Starbucks is reportedly hoping to phase out its disposable cups by 2025 and create scenarios that make reusable options more intriguing to customers.
“Our cup is ubiquitous, and we love that,” said Michael Kobori, Starbucks chief sustainability officer, per CNN. “But it is also this ubiquitous symbol of a throwaway society.”
The best fix is “[e]liminating the disposable cup,” Kobori said, calling that option “the holy grail.”
The company wants customers to be able to choose between using their own personal mug in a convenient way or borrowing a reusable cup from their cafe.
“The goals don’t mean Starbucks will get rid of the paper and plastic cups. But they do want to make that option less attractive. That won’t be easy to do, as most Starbucks customers are used to that simple, single-use option. But the company has a plan,” CNN added.
Starbucks is thinking about initiating a broad borrow-a-cup initiative. Customers would pay a deposit for a cup that they can take when they leave the store, and then give back after they use it.

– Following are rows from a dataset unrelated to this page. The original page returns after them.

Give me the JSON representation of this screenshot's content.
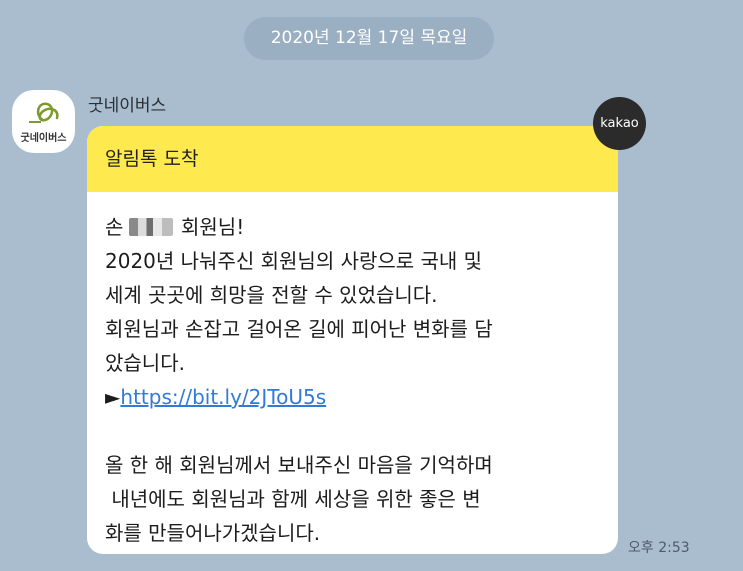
{
  "date_label": "2020년 12월 17일 목요일",
  "sender": {
    "name": "굿네이버스",
    "avatar_text": "굿네이버스",
    "badge": "kakao"
  },
  "message": {
    "header": "알림톡 도착",
    "greeting_prefix": "손",
    "greeting_suffix": "회원님!",
    "lines": [
      "2020년 나눠주신 회원님의 사랑으로 국내 및",
      "세계 곳곳에 희망을 전할 수 있었습니다.",
      "회원님과 손잡고 걸어온 길에 피어난 변화를 담",
      "았습니다."
    ],
    "arrow": "►",
    "link": "https://bit.ly/2JToU5s",
    "closing_lines": [
      "올 한 해 회원님께서 보내주신 마음을 기억하며",
      " 내년에도 회원님과 함께 세상을 위한 좋은 변",
      "화를 만들어나가겠습니다."
    ]
  },
  "time": "오후 2:53",
  "colors": {
    "background": "#a9bdcf",
    "header_yellow": "#fee94f",
    "link_blue": "#2f7bd9",
    "logo_green": "#7d9a2c"
  }
}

Amelia Landers, a vice president of product experience, said this option will be more attractive to customers than other strategies.
“I think that will take the lead,” she said. “We are testing a number of different [borrow-a-cup] programs around the globe,” including “20 different iterations and in eight different markets.”
The company tried out a version of the initiative last year in Seattle.
“We developed a new cup that had a very low environmental footprint, was lightweight polypropylene, ultimately recyclable and could replace 100 single-use disposable cups,” Landers explained.
In the test, consumers paid a deposit of $1 and had to give the cup back to a smart bin in the cafe to get their deposit returned to them. They also received rewards for using the reusable cup.
The company is also rolling out similar first-step programs in the United Kingdom, Japan, and Singapore.
Another strategy the company is looking to implement is pushing people to bring their own reusable cups.
“We’re testing an incentive on the personal cup to go up from where it is today — from 10 cents to 50 cents,” Landers said. “We are also going to be testing a disposable cup fee.”
“She added that the chain is also experimenting with discounted prices for people who use a Starbucks-provided ceramic mug in stores,” per CNN.
The drive-thru scenario, however, might pose complications with this specific option. The company has been trying out different scenarios at its innovation facility.
“We’ve got mock stores set up,” said Landers. “We have different versions of the drive-thru layout.”
As CNN reported, a possible solution to the drive-thru dilemma might be for “customers to drop off their cups at an earlier point in the drive-thru lane so that the drink is ready in a personal cup once they swing around to the window,” Landers reportedly said. Baristas might also be able to make the drinks ahead of time when the orders are made, and transfer them to personal containers once the person picks up their drink.
In order to successfully transition to incentivizing customers to use their own drink containers, the company will likely need to make the drive-thru and order ahead option incredibly convenient.
Starbucks CFO Rachel Ruggeri reportedly said that drive-thru and mobile orders combined make up about 70% of sales at American stores that the company operates.